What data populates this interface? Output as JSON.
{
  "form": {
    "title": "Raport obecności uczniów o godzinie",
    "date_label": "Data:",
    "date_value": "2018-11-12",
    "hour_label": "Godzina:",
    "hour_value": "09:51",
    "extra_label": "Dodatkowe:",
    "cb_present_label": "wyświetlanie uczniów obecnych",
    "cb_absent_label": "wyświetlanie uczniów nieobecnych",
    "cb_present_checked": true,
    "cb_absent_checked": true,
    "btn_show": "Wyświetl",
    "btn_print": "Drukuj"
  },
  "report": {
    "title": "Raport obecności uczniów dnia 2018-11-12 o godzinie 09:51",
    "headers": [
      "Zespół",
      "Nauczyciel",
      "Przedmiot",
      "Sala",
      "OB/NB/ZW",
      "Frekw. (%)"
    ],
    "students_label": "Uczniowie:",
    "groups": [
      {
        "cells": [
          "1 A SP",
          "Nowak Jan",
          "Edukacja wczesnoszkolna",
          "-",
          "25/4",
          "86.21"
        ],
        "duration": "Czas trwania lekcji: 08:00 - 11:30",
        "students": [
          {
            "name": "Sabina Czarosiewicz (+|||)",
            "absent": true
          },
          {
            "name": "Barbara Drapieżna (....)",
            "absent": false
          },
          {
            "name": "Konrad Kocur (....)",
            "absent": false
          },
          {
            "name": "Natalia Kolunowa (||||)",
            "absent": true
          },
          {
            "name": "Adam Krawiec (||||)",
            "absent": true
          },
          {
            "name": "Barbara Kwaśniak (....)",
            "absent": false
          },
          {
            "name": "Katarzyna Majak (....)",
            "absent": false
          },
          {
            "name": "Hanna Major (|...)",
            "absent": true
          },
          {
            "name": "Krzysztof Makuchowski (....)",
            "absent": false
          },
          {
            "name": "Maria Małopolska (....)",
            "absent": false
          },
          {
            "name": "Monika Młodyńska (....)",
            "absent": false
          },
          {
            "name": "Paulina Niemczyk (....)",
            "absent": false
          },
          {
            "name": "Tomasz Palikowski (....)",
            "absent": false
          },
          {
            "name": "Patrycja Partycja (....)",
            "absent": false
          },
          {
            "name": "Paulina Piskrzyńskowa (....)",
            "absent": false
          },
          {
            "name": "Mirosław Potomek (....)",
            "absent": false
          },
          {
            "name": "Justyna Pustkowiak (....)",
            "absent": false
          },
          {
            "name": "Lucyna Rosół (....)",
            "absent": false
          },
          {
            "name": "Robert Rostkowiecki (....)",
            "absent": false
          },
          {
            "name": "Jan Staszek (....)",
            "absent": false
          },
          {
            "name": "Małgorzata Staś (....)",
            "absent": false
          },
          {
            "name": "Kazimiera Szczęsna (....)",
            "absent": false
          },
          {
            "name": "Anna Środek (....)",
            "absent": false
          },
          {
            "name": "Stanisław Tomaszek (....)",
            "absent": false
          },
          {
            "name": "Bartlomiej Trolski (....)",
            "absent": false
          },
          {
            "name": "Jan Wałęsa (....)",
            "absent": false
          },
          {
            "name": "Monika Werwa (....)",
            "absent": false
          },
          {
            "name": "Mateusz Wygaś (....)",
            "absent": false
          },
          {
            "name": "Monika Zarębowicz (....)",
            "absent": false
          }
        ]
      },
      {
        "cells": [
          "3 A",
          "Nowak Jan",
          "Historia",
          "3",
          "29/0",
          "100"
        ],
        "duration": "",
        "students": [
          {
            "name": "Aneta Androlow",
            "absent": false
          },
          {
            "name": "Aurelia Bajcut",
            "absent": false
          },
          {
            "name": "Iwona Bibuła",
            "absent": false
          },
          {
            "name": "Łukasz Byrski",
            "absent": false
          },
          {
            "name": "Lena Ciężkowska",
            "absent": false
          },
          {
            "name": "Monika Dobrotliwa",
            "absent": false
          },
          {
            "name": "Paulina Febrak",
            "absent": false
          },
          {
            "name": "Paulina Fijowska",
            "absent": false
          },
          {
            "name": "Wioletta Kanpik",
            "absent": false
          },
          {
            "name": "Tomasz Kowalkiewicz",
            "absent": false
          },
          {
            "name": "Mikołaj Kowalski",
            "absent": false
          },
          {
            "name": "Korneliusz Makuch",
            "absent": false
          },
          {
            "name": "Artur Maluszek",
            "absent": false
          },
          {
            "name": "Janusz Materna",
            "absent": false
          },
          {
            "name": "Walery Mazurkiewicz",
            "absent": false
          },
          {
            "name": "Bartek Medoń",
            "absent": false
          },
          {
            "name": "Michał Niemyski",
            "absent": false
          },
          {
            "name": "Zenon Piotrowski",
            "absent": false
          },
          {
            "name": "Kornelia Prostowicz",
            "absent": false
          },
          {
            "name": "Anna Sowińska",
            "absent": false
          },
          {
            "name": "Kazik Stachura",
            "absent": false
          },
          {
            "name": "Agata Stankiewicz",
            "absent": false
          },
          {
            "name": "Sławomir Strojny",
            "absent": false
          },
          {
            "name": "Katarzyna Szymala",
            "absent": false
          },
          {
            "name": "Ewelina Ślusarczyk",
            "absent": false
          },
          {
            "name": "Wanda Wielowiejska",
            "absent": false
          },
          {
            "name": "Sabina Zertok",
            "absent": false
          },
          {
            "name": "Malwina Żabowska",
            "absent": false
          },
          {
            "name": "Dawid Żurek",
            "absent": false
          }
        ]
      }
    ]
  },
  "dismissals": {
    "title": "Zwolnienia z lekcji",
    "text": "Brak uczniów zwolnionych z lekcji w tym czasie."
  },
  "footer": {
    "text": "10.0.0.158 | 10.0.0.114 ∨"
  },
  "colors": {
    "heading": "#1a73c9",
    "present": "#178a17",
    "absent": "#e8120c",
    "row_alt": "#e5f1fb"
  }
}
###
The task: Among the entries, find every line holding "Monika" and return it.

Exercise result:
            "name": "Monika Młodyńska (....)",
            "name": "Monika Werwa (....)",
            "name": "Monika Zarębowicz (....)",
            "name": "Monika Dobrotliwa",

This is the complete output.